My siblings and I…fascinated. Eyes glued to the screen.

The only sound…the humming projector. Interspersed with the whirring and clicking of rewinding and changing each 3 minute long reel.  With no audio….

The original silent home movie. 8mm and later – Super 8mm.

I was forever hooked. My mouth hung open in disbelief at the power of this machine to go back in time. Or so it seemed. Even without sound, it was better than television. When I reached high school age, I was honored to be the one who set up home movie night. Learning to thread the film into the projector. Trimming when necessary.

It was perfectly natural to continue this obsession when I became a mom.

First with a super 8mm movie camera. I had to control myself. Three minutes went by fast. Film sent to Kodak for processing wasn’t cheap. In 1983 we added the movie projector – and a screen – to watch the movies of our baby daughter. Six years later, our son. Christmas. Easter. Birthday parties. Watching a storm. Running in the backyard. At the beach….

We eventually graduated to a camcorder. Next a digital movie camera. Then a phone.

I preserved the home movies of my childhood by having them transferred to videotape in the 1990’s. I held my breath until I got them back in the mail from the video conversion company. Which had first spliced the movies onto over a dozen 400 foot reels. Safely returned along with the videotapes. Which we later added music to. And duplicated for my family members.

Decades later, when the tapes began to disintegrate, I digitized them on my computer.

Grateful for more technology to keep memories alive.

I still have the movie reels. The projector. Just in case. Trusting what I can hold in my hand.
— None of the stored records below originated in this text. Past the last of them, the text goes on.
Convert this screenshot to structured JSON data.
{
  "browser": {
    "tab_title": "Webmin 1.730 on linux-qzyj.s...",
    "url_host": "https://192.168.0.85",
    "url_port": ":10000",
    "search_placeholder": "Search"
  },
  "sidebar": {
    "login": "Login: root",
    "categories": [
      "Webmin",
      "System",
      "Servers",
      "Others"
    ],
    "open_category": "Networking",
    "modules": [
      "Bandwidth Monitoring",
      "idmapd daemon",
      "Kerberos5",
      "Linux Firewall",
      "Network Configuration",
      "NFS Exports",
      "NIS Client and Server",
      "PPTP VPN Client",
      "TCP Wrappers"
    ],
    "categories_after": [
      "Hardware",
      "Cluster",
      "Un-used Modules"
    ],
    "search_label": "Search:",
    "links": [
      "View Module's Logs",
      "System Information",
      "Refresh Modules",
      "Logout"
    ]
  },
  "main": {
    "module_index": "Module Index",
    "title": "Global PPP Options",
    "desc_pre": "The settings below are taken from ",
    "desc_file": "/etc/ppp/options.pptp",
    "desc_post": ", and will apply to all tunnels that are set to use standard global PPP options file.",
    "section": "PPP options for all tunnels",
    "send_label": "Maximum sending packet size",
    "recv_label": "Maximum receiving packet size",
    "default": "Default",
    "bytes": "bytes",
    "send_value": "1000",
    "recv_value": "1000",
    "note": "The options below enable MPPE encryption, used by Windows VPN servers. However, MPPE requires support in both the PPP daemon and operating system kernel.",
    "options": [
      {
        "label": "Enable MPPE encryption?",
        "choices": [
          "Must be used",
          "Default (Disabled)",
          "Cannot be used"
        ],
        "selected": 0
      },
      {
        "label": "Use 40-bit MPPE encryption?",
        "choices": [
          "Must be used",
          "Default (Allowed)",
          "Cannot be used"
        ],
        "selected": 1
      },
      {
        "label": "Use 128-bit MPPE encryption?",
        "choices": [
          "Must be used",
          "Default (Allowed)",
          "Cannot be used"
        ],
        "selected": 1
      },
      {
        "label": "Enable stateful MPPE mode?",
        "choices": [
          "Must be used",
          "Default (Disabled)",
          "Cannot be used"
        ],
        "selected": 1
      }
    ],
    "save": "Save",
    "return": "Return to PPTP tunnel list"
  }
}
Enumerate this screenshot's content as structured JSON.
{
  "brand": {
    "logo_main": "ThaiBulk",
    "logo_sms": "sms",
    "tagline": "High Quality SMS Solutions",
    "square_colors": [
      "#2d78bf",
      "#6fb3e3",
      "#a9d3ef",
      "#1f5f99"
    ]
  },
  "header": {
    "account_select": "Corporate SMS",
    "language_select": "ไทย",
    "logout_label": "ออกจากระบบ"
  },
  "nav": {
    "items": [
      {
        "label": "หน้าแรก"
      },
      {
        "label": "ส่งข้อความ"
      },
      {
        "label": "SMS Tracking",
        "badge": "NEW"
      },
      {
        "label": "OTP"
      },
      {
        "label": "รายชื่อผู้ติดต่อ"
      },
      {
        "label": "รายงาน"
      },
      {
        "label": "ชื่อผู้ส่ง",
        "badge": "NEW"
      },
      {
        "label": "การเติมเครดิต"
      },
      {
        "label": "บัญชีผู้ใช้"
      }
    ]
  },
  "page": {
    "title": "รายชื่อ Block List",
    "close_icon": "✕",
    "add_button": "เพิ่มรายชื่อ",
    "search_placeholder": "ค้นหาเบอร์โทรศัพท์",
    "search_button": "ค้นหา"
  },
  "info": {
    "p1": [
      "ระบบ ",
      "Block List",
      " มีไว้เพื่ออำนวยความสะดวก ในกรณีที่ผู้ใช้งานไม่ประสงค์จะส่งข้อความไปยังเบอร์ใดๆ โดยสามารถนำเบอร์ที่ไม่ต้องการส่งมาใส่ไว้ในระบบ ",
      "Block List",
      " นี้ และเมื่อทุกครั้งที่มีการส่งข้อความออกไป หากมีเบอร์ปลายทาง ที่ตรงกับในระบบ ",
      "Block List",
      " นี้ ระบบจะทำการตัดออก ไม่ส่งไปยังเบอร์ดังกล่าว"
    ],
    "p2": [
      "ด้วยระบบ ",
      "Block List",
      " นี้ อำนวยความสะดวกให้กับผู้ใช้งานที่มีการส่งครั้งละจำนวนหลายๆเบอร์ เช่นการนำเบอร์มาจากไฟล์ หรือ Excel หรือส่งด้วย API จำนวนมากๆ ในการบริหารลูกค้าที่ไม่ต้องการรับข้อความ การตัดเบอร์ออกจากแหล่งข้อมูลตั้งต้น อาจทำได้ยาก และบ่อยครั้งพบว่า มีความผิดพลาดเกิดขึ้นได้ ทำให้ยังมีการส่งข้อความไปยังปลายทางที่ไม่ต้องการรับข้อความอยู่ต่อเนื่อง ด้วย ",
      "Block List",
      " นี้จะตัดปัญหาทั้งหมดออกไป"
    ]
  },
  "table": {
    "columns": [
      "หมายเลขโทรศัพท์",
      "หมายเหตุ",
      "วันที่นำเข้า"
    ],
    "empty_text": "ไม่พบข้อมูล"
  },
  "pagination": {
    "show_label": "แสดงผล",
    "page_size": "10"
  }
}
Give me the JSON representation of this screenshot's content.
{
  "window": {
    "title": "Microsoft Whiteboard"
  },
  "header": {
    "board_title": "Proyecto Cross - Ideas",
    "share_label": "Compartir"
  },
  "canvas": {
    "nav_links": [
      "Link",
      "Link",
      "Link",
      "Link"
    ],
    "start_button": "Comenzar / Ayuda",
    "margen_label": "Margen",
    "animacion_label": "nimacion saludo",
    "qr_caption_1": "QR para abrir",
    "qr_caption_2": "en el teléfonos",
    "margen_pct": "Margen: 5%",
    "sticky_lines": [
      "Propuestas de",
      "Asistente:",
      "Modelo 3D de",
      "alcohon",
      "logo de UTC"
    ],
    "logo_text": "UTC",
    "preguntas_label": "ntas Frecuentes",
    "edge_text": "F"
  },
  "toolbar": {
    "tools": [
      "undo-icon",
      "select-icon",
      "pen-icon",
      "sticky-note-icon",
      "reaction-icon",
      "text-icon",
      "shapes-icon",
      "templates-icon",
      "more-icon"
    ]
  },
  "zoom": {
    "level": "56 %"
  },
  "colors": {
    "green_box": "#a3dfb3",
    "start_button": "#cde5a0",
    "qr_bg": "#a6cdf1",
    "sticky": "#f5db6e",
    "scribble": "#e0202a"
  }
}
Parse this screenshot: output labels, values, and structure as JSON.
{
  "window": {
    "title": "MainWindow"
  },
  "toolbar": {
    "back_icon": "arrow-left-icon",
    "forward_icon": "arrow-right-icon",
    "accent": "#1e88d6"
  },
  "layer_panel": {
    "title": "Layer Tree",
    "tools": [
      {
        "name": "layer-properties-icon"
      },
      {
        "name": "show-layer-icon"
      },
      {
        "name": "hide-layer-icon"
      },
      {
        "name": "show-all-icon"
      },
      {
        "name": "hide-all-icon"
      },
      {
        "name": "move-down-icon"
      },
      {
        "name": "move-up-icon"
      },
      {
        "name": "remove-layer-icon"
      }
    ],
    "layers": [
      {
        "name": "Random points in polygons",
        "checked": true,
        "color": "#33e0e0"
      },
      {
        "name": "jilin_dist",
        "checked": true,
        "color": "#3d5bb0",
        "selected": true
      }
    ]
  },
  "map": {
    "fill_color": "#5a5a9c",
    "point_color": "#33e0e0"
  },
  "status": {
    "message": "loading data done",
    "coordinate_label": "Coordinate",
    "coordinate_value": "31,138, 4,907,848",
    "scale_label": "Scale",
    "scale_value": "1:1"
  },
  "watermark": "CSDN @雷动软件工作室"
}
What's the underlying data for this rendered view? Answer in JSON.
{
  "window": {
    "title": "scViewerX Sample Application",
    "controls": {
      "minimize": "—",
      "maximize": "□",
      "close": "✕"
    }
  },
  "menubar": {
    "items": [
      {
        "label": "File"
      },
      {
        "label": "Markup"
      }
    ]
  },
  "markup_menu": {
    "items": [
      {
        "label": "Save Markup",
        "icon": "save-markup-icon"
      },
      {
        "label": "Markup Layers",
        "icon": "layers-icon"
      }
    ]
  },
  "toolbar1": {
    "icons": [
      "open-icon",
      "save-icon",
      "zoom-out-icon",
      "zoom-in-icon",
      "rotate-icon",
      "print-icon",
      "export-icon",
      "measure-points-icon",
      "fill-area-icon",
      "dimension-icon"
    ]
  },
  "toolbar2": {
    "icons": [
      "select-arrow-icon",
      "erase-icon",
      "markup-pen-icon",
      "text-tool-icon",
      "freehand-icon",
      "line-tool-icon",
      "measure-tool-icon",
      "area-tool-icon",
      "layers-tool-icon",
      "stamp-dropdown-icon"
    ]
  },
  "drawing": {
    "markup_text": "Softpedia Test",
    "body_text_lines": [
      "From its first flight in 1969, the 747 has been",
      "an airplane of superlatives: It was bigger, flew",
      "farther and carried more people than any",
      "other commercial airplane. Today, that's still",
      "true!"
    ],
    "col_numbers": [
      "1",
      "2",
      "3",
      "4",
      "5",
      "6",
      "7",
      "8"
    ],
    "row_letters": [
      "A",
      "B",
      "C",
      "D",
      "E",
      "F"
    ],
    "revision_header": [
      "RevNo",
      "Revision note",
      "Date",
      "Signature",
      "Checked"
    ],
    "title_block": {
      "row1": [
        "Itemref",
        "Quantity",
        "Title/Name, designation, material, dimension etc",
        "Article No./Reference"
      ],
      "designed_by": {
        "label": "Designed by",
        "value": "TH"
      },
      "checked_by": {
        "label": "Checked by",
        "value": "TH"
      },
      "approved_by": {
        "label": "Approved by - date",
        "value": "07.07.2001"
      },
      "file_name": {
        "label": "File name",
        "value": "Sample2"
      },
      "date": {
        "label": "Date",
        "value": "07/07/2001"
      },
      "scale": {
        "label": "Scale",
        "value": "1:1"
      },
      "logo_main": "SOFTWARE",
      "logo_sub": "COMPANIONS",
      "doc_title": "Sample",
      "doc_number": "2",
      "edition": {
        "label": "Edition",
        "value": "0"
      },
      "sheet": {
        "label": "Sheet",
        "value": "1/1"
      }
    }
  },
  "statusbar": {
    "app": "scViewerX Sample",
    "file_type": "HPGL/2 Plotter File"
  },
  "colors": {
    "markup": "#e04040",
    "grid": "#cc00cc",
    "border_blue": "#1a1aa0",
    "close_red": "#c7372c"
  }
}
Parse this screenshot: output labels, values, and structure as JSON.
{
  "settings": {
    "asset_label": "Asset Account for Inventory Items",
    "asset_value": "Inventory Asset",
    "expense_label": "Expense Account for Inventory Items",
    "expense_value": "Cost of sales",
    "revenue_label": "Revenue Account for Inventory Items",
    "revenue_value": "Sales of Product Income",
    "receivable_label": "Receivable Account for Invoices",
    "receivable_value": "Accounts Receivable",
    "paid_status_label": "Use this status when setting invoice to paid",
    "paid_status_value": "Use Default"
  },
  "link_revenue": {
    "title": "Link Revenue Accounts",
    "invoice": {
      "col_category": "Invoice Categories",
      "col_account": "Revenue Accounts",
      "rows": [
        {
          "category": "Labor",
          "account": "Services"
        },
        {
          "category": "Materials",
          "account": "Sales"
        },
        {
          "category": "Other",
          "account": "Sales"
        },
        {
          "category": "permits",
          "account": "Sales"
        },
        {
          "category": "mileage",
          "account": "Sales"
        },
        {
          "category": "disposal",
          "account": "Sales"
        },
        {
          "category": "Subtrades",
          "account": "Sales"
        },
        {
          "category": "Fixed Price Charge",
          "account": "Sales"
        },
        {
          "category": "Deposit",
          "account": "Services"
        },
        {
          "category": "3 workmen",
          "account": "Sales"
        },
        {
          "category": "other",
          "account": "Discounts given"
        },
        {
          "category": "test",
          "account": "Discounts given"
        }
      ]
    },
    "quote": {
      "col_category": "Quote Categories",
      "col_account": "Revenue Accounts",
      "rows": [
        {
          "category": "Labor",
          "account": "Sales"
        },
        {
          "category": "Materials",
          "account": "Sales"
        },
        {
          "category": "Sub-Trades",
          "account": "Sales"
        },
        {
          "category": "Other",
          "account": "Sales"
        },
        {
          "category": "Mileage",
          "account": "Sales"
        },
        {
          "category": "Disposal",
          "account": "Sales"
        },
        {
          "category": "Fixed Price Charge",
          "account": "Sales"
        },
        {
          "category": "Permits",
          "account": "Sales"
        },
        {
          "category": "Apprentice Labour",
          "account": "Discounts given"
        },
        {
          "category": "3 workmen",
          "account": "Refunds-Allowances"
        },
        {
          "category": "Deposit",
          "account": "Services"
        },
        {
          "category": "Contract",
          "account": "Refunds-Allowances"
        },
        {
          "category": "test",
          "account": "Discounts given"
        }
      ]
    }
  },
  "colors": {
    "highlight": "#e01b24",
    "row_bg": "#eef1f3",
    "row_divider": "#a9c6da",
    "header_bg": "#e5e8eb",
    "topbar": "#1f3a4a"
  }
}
No offense to thumb drives, platter drives, solid state drives…phones…and clouds everywhere.

Below is a snippet of a (silent) 3 minute movie I took of my daughter, who is narrating what she sees out the open window.

Hurricane Gloria – September 1985.
Transferred from 8mm movie film to videotape to a M4v digital file.
Old technology saved by the new.

 

 

 

Tuesday Photo Challenge – Connections

This post inspired by Frank at Dutch goes the Photo

The prompt: Connections

The often under appreciated member of the cruciferous vegetable family deserves some attention.

Not a colorful clump like its broccoli and brussels sprout cousins, it doesn’t stand out…or appear on many food magazine covers.

Don’t be fooled though…
Cauliflower is chock full of crunchy connections.
And vitamins and minerals and antioxidants oh my!

 

A Head of Cauliflower

Where connections come together

cauliflower head

 

cauliflower connections